▶ WHAT THE TASK REQUIRES
Copy every line of the data in which the word "arrow" occurs.

▶ PROVIDED RECORDS
◇ ◇ ◇ ◇ ◇
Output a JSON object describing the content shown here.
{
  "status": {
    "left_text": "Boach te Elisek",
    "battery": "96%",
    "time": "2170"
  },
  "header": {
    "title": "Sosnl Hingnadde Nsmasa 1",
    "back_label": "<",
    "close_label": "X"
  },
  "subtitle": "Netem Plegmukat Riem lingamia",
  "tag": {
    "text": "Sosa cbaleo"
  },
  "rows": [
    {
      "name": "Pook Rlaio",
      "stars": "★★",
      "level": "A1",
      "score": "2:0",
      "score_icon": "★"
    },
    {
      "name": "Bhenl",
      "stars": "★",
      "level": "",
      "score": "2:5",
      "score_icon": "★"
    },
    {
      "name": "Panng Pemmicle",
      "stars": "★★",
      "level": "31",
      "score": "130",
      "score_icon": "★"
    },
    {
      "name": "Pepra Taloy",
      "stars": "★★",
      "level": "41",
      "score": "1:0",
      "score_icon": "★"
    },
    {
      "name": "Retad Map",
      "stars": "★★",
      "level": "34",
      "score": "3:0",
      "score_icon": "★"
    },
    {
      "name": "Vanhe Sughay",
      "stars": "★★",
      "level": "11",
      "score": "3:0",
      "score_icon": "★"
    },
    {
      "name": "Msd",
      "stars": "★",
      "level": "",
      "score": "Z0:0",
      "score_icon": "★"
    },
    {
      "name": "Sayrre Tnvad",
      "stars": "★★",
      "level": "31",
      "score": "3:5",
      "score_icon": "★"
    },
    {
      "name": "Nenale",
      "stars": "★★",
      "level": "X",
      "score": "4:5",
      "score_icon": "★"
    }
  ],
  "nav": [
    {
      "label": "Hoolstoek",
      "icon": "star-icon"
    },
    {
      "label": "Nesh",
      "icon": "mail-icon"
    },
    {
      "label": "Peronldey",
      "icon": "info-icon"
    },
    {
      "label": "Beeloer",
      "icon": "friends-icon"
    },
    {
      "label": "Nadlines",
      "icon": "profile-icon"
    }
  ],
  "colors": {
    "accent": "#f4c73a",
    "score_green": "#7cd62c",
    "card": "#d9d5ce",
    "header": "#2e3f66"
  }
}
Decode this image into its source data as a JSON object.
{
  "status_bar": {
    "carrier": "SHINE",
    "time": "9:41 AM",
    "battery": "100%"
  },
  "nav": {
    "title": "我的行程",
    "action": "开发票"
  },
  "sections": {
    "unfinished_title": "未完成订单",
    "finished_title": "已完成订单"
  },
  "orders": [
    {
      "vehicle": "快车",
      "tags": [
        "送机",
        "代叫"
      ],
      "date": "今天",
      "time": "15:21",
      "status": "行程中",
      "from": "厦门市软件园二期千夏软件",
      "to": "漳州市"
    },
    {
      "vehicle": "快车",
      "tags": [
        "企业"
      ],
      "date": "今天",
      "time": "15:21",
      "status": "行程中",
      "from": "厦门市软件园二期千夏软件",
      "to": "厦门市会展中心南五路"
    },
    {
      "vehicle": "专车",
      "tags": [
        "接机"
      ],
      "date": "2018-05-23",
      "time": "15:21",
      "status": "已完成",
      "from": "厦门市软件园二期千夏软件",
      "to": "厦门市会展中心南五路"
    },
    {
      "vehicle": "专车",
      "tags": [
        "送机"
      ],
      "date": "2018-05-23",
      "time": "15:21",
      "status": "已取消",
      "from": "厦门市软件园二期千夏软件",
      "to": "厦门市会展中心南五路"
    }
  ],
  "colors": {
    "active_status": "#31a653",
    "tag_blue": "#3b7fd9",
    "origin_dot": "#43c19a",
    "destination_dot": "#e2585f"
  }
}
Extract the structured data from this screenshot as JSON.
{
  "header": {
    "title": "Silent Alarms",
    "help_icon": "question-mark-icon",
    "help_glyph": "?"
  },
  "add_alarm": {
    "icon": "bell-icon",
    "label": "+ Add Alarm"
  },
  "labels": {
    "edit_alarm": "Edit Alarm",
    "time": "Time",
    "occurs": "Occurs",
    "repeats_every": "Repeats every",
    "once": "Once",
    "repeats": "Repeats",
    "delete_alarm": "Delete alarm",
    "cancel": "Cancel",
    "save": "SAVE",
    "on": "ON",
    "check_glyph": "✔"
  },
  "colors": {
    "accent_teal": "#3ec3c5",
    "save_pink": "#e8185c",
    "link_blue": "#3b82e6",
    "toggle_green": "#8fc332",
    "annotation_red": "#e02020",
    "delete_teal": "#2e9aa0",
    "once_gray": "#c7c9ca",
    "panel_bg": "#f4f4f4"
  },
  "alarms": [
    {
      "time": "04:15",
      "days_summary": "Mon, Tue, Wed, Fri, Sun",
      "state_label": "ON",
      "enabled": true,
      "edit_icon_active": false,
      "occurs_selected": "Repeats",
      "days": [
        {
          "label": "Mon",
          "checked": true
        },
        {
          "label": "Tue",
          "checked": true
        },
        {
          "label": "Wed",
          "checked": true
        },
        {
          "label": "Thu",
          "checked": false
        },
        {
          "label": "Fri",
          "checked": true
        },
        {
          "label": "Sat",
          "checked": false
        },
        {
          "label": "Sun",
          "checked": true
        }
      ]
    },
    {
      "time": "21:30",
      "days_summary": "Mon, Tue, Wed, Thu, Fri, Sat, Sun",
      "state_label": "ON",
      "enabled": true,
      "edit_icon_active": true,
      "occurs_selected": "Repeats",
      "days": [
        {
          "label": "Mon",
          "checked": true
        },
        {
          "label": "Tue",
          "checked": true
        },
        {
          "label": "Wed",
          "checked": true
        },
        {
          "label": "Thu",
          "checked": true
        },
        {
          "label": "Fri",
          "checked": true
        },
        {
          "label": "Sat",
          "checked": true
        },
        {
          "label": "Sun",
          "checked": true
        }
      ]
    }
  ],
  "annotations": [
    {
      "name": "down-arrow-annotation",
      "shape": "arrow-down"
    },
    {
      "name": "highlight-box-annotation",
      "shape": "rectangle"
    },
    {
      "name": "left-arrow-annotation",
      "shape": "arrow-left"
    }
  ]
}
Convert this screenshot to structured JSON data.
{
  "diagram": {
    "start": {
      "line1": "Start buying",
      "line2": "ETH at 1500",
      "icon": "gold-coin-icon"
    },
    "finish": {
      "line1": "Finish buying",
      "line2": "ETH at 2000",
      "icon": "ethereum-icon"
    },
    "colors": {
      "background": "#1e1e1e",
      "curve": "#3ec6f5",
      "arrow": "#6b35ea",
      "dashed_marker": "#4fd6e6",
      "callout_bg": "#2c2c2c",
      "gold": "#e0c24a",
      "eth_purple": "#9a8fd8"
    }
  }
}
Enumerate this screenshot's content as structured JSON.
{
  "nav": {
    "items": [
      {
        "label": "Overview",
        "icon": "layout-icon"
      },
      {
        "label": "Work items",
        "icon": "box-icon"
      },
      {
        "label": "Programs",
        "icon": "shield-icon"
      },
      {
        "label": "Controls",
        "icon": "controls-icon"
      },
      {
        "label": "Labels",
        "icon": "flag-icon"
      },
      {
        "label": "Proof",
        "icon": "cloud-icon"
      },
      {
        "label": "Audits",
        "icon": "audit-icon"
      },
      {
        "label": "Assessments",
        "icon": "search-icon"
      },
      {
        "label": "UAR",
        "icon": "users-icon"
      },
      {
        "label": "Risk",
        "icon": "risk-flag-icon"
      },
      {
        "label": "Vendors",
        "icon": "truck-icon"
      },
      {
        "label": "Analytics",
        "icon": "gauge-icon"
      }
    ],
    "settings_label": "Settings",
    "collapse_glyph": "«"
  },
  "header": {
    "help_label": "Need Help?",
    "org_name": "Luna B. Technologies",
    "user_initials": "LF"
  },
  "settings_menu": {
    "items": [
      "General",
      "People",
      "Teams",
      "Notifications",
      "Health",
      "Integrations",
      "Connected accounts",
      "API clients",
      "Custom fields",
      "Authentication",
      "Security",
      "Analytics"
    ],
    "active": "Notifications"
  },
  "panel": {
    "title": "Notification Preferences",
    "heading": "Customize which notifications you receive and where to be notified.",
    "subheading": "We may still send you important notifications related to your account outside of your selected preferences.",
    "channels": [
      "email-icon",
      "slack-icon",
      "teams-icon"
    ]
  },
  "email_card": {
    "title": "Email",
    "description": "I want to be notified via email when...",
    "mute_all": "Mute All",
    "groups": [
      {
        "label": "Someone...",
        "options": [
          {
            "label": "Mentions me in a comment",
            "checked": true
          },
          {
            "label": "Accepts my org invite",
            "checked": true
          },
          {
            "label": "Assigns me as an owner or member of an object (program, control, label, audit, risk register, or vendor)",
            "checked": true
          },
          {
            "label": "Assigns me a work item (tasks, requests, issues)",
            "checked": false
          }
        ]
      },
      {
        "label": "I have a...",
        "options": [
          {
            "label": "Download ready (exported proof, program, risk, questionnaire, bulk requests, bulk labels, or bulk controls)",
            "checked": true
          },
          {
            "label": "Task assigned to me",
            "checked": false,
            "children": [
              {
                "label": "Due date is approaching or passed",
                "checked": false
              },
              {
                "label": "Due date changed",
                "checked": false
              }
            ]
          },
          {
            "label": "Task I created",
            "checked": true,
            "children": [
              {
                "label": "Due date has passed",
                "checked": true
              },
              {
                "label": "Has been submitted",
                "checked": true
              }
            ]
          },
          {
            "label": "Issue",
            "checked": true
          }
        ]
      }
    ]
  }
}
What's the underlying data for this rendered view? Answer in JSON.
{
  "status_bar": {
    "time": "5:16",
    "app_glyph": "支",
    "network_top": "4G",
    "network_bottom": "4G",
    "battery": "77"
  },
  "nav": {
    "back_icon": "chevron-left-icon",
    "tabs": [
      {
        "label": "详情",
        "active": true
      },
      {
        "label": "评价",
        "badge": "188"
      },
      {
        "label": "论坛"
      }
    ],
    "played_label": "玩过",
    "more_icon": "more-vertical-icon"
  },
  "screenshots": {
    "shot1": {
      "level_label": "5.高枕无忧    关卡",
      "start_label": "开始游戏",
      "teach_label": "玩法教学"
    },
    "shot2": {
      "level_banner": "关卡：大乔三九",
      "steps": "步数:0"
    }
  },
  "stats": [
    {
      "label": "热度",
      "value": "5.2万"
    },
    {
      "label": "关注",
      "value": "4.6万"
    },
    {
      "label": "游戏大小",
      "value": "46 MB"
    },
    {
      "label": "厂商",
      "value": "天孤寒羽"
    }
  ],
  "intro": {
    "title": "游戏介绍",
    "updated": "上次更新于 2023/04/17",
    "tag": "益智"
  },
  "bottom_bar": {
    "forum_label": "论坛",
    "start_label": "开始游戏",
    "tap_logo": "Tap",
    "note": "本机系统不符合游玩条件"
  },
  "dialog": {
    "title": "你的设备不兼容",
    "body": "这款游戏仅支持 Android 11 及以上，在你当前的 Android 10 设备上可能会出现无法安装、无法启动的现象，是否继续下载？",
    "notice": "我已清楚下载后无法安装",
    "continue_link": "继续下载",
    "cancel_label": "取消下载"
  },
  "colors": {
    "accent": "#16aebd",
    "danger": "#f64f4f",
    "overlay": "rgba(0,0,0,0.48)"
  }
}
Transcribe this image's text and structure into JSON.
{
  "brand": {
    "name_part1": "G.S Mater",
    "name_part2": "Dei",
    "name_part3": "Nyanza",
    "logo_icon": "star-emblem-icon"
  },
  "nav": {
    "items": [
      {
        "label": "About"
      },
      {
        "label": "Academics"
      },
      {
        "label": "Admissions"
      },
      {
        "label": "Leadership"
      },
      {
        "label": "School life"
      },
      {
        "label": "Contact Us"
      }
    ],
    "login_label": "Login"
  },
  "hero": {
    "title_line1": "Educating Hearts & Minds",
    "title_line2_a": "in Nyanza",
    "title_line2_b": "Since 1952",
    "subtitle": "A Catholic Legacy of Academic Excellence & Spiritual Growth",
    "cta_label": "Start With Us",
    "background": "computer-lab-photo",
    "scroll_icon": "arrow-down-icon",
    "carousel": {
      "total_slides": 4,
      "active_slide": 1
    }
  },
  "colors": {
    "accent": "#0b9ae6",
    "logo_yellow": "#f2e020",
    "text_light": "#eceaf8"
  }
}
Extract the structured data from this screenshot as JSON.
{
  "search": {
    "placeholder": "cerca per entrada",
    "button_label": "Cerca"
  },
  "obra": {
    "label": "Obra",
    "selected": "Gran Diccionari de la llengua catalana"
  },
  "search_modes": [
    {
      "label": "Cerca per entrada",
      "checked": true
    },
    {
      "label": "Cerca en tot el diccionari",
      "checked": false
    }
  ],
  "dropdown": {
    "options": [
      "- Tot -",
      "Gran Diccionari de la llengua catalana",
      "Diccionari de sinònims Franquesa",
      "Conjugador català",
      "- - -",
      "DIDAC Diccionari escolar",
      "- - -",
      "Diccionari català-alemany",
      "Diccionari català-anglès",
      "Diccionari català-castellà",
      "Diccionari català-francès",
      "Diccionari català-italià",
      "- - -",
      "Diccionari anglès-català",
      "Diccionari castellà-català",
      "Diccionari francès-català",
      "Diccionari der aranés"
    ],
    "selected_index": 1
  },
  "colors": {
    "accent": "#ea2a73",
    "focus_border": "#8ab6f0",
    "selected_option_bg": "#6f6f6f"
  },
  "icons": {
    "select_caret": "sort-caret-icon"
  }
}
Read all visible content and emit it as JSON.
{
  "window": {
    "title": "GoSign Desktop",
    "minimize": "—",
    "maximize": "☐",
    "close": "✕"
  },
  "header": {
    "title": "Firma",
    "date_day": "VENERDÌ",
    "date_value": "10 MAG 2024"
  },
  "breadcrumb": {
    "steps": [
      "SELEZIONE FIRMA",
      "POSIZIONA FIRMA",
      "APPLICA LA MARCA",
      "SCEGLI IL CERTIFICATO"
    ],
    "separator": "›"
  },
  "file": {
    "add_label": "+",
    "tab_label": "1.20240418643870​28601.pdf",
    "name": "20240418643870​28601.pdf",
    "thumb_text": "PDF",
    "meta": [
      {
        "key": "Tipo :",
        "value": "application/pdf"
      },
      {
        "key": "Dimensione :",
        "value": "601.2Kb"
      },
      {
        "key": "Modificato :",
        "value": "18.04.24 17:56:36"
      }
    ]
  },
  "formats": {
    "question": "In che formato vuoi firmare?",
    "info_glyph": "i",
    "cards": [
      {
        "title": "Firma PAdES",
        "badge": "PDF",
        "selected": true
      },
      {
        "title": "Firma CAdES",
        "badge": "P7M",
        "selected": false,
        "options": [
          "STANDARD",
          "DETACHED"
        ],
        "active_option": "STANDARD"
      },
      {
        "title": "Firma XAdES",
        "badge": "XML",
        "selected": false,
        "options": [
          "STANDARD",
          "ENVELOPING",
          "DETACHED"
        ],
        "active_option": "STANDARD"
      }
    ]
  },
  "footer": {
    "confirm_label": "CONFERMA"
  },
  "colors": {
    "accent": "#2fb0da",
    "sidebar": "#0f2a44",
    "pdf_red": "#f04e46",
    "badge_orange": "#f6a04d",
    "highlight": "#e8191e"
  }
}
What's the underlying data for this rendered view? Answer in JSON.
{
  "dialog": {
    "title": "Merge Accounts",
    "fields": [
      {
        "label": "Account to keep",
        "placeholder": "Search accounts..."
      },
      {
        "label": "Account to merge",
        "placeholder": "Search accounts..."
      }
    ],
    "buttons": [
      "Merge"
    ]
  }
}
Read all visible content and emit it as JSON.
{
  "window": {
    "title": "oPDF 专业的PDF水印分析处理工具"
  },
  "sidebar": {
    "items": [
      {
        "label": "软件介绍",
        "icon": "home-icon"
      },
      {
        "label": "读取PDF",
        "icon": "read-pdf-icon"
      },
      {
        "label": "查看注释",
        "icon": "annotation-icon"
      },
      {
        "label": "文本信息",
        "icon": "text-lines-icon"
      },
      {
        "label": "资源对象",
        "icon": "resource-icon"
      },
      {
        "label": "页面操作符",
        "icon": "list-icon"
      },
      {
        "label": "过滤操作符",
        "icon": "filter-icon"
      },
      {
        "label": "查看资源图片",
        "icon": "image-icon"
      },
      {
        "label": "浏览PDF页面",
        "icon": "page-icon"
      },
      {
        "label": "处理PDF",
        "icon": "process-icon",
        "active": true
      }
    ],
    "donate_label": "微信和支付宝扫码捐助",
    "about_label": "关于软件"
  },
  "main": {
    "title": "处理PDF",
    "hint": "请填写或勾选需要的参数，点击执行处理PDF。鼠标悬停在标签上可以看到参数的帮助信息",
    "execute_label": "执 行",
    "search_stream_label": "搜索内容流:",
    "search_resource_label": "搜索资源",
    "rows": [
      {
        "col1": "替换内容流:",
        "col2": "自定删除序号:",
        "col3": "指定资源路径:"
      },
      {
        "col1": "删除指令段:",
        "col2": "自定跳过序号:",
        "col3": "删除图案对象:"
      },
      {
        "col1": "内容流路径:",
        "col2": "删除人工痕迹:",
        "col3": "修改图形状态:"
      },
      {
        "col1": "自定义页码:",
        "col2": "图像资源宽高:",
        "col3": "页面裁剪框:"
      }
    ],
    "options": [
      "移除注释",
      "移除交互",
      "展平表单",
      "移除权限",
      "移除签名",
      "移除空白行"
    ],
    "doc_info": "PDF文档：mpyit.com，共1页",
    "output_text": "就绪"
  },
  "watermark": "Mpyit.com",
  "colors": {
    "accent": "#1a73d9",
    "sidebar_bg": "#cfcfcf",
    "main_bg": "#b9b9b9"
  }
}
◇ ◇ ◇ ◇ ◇
▶ EXERCISE ANSWER
      "name": "down-arrow-annotation",
      "shape": "arrow-down"
      "name": "left-arrow-annotation",
      "shape": "arrow-left"
      "arrow": "#6b35ea",
    "scroll_icon": "arrow-down-icon",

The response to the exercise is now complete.